■ What is expected
Retype all of the entries precisely.

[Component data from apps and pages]
=======
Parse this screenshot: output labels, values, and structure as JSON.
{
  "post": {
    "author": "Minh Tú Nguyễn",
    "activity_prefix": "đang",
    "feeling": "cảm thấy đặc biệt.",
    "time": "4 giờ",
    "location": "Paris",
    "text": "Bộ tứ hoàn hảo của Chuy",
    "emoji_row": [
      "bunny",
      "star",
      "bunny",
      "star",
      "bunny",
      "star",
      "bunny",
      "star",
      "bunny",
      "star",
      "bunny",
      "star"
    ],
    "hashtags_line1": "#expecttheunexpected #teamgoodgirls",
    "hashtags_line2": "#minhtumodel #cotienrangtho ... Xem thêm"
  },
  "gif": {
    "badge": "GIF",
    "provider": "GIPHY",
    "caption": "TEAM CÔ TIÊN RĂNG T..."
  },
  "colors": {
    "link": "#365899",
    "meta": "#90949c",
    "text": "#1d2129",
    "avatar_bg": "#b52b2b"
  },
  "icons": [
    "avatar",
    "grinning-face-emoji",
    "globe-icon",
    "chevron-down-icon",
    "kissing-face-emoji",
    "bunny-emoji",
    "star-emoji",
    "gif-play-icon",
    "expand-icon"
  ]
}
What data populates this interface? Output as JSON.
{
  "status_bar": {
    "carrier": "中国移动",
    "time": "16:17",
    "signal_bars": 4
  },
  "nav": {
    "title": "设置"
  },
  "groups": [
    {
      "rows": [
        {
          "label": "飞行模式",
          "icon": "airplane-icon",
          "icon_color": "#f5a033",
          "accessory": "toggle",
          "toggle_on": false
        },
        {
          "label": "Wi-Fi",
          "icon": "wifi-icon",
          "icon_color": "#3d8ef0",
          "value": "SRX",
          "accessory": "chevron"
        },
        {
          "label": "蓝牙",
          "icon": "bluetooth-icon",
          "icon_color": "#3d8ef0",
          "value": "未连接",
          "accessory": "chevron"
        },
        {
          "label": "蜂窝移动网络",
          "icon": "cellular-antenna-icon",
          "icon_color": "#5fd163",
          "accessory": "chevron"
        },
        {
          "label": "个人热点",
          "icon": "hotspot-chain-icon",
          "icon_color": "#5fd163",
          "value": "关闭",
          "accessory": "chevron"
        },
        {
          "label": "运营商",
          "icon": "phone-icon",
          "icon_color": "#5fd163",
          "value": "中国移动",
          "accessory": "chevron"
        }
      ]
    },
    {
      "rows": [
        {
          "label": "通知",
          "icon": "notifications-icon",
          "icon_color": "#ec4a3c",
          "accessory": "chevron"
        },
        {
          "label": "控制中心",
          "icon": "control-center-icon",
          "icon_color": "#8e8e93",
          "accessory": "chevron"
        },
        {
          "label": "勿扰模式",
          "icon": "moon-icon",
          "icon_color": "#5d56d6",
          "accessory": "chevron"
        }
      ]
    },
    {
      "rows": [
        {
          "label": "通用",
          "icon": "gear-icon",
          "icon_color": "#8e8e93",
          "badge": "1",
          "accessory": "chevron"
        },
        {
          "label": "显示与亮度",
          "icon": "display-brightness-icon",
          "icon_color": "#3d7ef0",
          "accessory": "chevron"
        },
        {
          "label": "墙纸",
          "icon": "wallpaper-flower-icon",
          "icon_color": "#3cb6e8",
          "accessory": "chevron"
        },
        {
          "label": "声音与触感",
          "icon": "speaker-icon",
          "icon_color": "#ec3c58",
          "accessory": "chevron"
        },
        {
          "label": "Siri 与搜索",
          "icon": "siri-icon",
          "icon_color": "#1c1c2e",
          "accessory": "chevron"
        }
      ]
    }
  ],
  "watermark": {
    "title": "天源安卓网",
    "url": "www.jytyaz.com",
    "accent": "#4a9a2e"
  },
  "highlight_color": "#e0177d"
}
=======
■ Exercise answer
Parse this screenshot: output labels, values, and structure as JSON.
{
  "post": {
    "author": "Minh Tú Nguyễn",
    "activity_prefix": "đang",
    "feeling": "cảm thấy đặc biệt.",
    "time": "4 giờ",
    "location": "Paris",
    "text": "Bộ tứ hoàn hảo của Chuy",
    "emoji_row": [
      "bunny",
      "star",
      "bunny",
      "star",
      "bunny",
      "star",
      "bunny",
      "star",
      "bunny",
      "star",
      "bunny",
      "star"
    ],
    "hashtags_line1": "#expecttheunexpected #teamgoodgirls",
    "hashtags_line2": "#minhtumodel #cotienrangtho ... Xem thêm"
  },
  "gif": {
    "badge": "GIF",
    "provider": "GIPHY",
    "caption": "TEAM CÔ TIÊN RĂNG T..."
  },
  "colors": {
    "link": "#365899",
    "meta": "#90949c",
    "text": "#1d2129",
    "avatar_bg": "#b52b2b"
  },
  "icons": [
    "avatar",
    "grinning-face-emoji",
    "globe-icon",
    "chevron-down-icon",
    "kissing-face-emoji",
    "bunny-emoji",
    "star-emoji",
    "gif-play-icon",
    "expand-icon"
  ]
}
What data populates this interface? Output as JSON.
{
  "status_bar": {
    "carrier": "中国移动",
    "time": "16:17",
    "signal_bars": 4
  },
  "nav": {
    "title": "设置"
  },
  "groups": [
    {
      "rows": [
        {
          "label": "飞行模式",
          "icon": "airplane-icon",
          "icon_color": "#f5a033",
          "accessory": "toggle",
          "toggle_on": false
        },
        {
          "label": "Wi-Fi",
          "icon": "wifi-icon",
          "icon_color": "#3d8ef0",
          "value": "SRX",
          "accessory": "chevron"
        },
        {
          "label": "蓝牙",
          "icon": "bluetooth-icon",
          "icon_color": "#3d8ef0",
          "value": "未连接",
          "accessory": "chevron"
        },
        {
          "label": "蜂窝移动网络",
          "icon": "cellular-antenna-icon",
          "icon_color": "#5fd163",
          "accessory": "chevron"
        },
        {
          "label": "个人热点",
          "icon": "hotspot-chain-icon",
          "icon_color": "#5fd163",
          "value": "关闭",
          "accessory": "chevron"
        },
        {
          "label": "运营商",
          "icon": "phone-icon",
          "icon_color": "#5fd163",
          "value": "中国移动",
          "accessory": "chevron"
        }
      ]
    },
    {
      "rows": [
        {
          "label": "通知",
          "icon": "notifications-icon",
          "icon_color": "#ec4a3c",
          "accessory": "chevron"
        },
        {
          "label": "控制中心",
          "icon": "control-center-icon",
          "icon_color": "#8e8e93",
          "accessory": "chevron"
        },
        {
          "label": "勿扰模式",
          "icon": "moon-icon",
          "icon_color": "#5d56d6",
          "accessory": "chevron"
        }
      ]
    },
    {
      "rows": [
        {
          "label": "通用",
          "icon": "gear-icon",
          "icon_color": "#8e8e93",
          "badge": "1",
          "accessory": "chevron"
        },
        {
          "label": "显示与亮度",
          "icon": "display-brightness-icon",
          "icon_color": "#3d7ef0",
          "accessory": "chevron"
        },
        {
          "label": "墙纸",
          "icon": "wallpaper-flower-icon",
          "icon_color": "#3cb6e8",
          "accessory": "chevron"
        },
        {
          "label": "声音与触感",
          "icon": "speaker-icon",
          "icon_color": "#ec3c58",
          "accessory": "chevron"
        },
        {
          "label": "Siri 与搜索",
          "icon": "siri-icon",
          "icon_color": "#1c1c2e",
          "accessory": "chevron"
        }
      ]
    }
  ],
  "watermark": {
    "title": "天源安卓网",
    "url": "www.jytyaz.com",
    "accent": "#4a9a2e"
  },
  "highlight_color": "#e0177d"
}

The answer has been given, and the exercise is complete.